----- Given data -----
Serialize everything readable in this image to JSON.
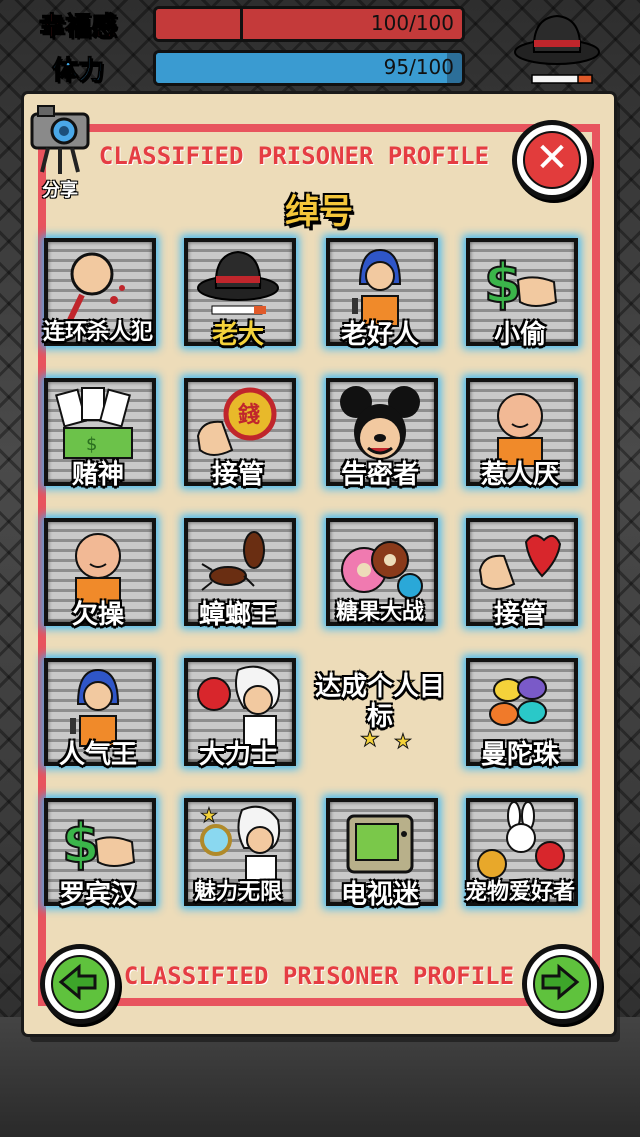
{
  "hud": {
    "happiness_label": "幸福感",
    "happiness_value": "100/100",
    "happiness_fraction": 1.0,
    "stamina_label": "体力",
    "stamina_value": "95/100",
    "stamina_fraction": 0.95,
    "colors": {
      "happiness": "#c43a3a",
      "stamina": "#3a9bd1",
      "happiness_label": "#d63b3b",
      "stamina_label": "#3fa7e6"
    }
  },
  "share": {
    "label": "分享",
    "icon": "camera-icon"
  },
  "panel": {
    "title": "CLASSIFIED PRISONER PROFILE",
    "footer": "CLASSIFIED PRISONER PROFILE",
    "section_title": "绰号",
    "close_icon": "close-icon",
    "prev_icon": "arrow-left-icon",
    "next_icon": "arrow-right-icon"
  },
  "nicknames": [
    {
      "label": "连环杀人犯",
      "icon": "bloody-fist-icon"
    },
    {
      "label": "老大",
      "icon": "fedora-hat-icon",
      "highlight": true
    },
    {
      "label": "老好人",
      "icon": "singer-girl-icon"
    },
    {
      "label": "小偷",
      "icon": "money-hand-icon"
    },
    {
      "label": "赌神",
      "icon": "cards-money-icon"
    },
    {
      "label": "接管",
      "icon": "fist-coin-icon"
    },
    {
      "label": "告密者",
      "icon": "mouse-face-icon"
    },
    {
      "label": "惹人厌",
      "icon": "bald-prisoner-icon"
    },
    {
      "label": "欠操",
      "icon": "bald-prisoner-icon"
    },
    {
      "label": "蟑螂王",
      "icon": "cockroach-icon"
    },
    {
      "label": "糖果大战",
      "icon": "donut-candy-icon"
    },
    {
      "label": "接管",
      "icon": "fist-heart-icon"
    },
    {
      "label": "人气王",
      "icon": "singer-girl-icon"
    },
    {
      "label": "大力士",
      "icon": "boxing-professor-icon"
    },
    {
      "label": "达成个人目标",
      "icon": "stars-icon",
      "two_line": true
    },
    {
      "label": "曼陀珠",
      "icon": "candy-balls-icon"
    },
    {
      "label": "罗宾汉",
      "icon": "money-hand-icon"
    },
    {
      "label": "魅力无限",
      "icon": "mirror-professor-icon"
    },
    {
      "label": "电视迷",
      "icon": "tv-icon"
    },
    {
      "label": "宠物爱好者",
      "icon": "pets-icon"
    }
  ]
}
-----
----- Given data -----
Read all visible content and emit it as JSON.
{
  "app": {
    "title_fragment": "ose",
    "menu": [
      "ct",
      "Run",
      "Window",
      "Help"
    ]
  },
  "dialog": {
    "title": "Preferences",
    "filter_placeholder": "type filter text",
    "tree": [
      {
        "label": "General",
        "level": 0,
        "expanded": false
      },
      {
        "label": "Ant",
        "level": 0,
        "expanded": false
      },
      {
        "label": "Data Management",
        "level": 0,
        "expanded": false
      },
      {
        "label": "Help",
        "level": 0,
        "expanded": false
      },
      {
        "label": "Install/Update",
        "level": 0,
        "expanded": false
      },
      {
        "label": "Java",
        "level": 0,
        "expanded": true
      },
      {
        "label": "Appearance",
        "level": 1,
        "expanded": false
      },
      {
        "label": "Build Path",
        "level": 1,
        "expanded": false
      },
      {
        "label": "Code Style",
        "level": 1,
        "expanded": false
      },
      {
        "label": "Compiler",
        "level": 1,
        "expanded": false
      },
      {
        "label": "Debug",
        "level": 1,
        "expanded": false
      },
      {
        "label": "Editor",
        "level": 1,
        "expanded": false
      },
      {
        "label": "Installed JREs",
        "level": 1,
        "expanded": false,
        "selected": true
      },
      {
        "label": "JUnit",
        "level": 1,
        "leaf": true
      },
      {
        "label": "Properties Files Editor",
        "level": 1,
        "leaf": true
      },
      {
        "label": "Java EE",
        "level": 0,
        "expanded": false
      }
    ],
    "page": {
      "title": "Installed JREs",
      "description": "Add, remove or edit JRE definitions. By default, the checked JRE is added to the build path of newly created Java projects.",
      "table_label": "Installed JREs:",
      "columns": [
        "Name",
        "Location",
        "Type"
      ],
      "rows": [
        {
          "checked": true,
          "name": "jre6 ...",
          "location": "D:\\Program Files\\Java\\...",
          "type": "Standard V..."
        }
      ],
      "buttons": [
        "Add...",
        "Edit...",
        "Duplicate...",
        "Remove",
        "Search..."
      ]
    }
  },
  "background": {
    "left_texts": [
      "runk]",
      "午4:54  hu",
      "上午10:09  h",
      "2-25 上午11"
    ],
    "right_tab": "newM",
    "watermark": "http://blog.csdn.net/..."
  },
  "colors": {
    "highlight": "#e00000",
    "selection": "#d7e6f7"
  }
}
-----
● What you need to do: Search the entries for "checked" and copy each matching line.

● Answer:
      "description": "Add, remove or edit JRE definitions. By default, the checked JRE is added to the build path of newly created Java projects.",
          "checked": true,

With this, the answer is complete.